Mark Doty’s easy, gaudy style loves whatever the eye happens to light upon; his short lines and shorter stanzas are seduced by the surface of things. There were Renaissance artists who specialized in a particular effect—the drape of fabric, say, or a haunting smile—and, if you want all that glitters, Doty is your man. He has a genius for the rhetoric of light—at first this was method; now it’s compulsion.

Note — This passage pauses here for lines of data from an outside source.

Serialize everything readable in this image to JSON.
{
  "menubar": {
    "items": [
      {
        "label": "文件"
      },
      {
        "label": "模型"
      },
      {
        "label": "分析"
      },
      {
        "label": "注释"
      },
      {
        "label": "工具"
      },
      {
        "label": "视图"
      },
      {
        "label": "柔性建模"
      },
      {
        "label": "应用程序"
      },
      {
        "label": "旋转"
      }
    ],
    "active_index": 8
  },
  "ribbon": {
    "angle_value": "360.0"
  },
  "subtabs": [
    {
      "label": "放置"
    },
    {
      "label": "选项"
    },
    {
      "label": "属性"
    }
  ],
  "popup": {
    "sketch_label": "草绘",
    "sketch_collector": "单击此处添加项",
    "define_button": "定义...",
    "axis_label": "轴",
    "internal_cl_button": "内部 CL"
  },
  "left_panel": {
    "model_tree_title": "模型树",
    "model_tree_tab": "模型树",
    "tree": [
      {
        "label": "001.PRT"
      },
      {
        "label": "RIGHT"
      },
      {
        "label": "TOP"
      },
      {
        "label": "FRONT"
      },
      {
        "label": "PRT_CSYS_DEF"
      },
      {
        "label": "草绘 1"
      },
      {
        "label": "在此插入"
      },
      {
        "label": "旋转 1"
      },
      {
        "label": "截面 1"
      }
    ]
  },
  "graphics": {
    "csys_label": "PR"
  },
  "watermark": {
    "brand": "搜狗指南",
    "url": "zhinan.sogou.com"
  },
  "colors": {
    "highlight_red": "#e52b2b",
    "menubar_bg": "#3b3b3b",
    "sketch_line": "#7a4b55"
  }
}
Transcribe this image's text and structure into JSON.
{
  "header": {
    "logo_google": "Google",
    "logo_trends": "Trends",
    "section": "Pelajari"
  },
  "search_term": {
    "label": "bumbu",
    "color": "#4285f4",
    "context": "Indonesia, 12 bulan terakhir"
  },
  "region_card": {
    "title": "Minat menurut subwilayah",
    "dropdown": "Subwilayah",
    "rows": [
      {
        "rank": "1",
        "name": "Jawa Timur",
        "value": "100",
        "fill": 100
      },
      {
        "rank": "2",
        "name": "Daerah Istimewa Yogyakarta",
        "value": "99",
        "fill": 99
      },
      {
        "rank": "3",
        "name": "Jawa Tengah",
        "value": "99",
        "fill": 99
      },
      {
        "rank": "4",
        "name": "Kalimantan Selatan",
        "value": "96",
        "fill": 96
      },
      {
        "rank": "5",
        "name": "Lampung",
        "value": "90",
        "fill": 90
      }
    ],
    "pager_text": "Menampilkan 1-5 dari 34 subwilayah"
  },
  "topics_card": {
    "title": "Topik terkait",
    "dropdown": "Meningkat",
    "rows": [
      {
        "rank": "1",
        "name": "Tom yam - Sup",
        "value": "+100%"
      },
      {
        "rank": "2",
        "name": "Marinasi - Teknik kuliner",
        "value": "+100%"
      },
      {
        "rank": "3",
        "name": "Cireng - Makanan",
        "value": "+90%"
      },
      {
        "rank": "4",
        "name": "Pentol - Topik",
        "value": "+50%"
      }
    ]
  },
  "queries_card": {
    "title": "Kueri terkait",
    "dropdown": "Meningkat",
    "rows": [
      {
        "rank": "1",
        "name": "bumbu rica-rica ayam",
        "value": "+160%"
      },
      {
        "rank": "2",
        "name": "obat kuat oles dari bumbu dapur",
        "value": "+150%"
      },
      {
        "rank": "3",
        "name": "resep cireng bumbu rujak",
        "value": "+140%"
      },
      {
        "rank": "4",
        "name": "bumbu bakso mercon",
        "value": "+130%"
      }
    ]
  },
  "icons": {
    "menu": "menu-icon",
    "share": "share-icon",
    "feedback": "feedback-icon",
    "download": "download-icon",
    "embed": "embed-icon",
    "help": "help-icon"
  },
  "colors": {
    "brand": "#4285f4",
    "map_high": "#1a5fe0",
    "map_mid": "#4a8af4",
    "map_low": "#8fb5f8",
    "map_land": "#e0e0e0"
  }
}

The poems in Sweet Machine show no restraint in their devotion.[1] Even decay has its gorgeousness: 

rotting palaces flung straight
up from the sea, yellow
of mummy wrappings,

coral and rose
moldering now, faded
to precisely these

bruised and mottled
rusts; acid, lichenous


New to The New Criterion?

Subscribe for one year to receive ten print issues, and gain immediate access to our online archive spanning more than four decades of art and cultural criticism.

Popular Right Now